[Dataset rows for apps and sites]
::::

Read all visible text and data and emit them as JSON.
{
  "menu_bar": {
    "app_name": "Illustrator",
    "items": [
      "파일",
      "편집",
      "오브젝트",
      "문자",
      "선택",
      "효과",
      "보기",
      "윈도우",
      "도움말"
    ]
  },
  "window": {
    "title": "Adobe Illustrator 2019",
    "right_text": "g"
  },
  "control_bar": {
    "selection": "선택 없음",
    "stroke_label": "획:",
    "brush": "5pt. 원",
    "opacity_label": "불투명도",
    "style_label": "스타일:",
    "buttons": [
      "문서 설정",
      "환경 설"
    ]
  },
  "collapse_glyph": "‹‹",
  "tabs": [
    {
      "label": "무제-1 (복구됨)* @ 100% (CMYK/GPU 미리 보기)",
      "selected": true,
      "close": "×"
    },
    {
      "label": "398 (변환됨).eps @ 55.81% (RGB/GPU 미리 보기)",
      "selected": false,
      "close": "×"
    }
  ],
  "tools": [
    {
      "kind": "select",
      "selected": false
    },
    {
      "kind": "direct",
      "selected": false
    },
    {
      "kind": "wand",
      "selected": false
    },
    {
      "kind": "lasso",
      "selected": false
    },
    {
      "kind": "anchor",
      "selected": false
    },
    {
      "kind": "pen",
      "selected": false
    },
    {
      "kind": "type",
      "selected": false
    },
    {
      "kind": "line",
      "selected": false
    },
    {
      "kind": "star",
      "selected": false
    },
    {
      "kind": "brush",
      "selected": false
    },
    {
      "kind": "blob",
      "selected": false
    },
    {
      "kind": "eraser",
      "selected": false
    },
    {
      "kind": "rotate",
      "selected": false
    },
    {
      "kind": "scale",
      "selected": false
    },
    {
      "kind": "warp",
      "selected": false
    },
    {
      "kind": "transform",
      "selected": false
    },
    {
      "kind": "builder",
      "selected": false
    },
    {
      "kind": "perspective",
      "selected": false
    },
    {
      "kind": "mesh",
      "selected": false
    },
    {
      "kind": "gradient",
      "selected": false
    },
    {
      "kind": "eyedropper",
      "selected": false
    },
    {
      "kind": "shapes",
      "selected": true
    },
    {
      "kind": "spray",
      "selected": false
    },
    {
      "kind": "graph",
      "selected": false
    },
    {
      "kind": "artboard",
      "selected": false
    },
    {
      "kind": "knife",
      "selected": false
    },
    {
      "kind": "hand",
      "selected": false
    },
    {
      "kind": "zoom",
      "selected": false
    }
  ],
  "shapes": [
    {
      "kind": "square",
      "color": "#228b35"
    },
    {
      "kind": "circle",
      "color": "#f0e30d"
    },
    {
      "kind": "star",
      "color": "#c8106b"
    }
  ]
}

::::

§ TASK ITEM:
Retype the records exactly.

§ RESULT:
Read all visible text and data and emit them as JSON.
{
  "menu_bar": {
    "app_name": "Illustrator",
    "items": [
      "파일",
      "편집",
      "오브젝트",
      "문자",
      "선택",
      "효과",
      "보기",
      "윈도우",
      "도움말"
    ]
  },
  "window": {
    "title": "Adobe Illustrator 2019",
    "right_text": "g"
  },
  "control_bar": {
    "selection": "선택 없음",
    "stroke_label": "획:",
    "brush": "5pt. 원",
    "opacity_label": "불투명도",
    "style_label": "스타일:",
    "buttons": [
      "문서 설정",
      "환경 설"
    ]
  },
  "collapse_glyph": "‹‹",
  "tabs": [
    {
      "label": "무제-1 (복구됨)* @ 100% (CMYK/GPU 미리 보기)",
      "selected": true,
      "close": "×"
    },
    {
      "label": "398 (변환됨).eps @ 55.81% (RGB/GPU 미리 보기)",
      "selected": false,
      "close": "×"
    }
  ],
  "tools": [
    {
      "kind": "select",
      "selected": false
    },
    {
      "kind": "direct",
      "selected": false
    },
    {
      "kind": "wand",
      "selected": false
    },
    {
      "kind": "lasso",
      "selected": false
    },
    {
      "kind": "anchor",
      "selected": false
    },
    {
      "kind": "pen",
      "selected": false
    },
    {
      "kind": "type",
      "selected": false
    },
    {
      "kind": "line",
      "selected": false
    },
    {
      "kind": "star",
      "selected": false
    },
    {
      "kind": "brush",
      "selected": false
    },
    {
      "kind": "blob",
      "selected": false
    },
    {
      "kind": "eraser",
      "selected": false
    },
    {
      "kind": "rotate",
      "selected": false
    },
    {
      "kind": "scale",
      "selected": false
    },
    {
      "kind": "warp",
      "selected": false
    },
    {
      "kind": "transform",
      "selected": false
    },
    {
      "kind": "builder",
      "selected": false
    },
    {
      "kind": "perspective",
      "selected": false
    },
    {
      "kind": "mesh",
      "selected": false
    },
    {
      "kind": "gradient",
      "selected": false
    },
    {
      "kind": "eyedropper",
      "selected": false
    },
    {
      "kind": "shapes",
      "selected": true
    },
    {
      "kind": "spray",
      "selected": false
    },
    {
      "kind": "graph",
      "selected": false
    },
    {
      "kind": "artboard",
      "selected": false
    },
    {
      "kind": "knife",
      "selected": false
    },
    {
      "kind": "hand",
      "selected": false
    },
    {
      "kind": "zoom",
      "selected": false
    }
  ],
  "shapes": [
    {
      "kind": "square",
      "color": "#228b35"
    },
    {
      "kind": "circle",
      "color": "#f0e30d"
    },
    {
      "kind": "star",
      "color": "#c8106b"
    }
  ]
}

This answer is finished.